◆ Your instructions
Locate the string "title" in the records below. Copy every line where it occurs.

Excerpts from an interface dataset
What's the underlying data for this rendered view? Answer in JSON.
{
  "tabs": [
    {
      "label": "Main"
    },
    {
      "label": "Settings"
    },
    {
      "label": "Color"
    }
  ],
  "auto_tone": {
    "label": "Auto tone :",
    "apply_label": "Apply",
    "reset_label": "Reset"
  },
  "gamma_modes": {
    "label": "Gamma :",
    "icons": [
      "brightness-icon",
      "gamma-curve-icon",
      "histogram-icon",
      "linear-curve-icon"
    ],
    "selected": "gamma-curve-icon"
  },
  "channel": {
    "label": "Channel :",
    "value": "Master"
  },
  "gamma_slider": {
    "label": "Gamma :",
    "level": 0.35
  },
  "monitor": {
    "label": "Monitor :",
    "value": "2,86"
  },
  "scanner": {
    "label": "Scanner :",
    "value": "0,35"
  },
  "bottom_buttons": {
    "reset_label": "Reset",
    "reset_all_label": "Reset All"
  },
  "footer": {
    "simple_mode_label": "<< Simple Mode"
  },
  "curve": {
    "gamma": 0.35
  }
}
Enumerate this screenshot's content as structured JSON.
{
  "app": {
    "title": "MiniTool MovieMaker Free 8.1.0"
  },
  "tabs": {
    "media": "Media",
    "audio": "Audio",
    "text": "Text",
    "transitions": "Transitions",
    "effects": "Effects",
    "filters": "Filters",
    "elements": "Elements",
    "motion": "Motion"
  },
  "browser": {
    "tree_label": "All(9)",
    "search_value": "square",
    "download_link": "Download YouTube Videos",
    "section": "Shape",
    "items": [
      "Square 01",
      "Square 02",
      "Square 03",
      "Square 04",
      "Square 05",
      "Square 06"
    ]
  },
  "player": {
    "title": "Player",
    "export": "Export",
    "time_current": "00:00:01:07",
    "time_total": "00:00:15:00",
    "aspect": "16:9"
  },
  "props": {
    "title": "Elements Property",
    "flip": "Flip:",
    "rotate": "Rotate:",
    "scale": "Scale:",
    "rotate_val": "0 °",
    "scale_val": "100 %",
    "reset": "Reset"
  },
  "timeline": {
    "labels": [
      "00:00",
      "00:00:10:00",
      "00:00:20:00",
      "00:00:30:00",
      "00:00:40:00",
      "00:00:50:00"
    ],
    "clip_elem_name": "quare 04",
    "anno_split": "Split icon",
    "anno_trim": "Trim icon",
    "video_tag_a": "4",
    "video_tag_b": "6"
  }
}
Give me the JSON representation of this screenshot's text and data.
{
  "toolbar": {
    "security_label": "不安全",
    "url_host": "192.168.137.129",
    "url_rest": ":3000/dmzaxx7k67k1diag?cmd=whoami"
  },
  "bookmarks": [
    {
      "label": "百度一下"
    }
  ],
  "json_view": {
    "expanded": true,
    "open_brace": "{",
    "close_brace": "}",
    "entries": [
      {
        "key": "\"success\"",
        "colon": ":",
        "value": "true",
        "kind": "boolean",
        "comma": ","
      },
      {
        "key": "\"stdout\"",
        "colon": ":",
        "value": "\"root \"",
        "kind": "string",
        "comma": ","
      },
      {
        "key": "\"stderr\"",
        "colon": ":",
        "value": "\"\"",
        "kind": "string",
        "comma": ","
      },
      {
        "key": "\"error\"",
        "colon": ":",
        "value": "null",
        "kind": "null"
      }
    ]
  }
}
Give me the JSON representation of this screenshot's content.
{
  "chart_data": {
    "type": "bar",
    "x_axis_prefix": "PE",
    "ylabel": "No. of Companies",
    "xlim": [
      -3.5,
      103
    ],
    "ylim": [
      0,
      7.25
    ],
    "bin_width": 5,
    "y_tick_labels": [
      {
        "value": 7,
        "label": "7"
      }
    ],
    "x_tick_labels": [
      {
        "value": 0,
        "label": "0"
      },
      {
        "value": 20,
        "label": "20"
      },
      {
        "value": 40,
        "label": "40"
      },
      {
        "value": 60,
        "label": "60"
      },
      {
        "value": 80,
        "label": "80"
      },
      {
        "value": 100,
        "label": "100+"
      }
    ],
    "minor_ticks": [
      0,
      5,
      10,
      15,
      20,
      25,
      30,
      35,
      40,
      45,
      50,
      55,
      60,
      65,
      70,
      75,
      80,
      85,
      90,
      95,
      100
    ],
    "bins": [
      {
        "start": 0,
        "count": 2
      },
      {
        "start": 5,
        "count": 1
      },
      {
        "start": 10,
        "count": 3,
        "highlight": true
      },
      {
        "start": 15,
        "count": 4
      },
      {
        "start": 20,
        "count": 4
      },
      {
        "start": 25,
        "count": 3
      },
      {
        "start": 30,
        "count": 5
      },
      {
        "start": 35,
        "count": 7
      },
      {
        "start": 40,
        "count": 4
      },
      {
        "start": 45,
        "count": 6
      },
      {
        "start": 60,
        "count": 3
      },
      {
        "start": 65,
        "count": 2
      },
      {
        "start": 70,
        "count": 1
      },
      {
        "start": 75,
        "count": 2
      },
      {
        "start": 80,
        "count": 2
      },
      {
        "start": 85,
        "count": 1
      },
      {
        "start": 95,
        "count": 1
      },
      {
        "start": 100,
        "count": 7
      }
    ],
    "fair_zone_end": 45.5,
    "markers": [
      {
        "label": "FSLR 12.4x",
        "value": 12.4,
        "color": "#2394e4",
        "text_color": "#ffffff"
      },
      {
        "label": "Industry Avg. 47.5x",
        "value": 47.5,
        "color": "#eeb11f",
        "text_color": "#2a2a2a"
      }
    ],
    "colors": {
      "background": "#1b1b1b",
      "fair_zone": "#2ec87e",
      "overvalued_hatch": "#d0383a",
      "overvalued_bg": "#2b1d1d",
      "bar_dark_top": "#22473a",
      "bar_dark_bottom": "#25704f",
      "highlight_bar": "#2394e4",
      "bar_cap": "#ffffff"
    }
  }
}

◆ Response box
    "title": "MiniTool MovieMaker Free 8.1.0"
    "title": "Player",
    "title": "Elements Property",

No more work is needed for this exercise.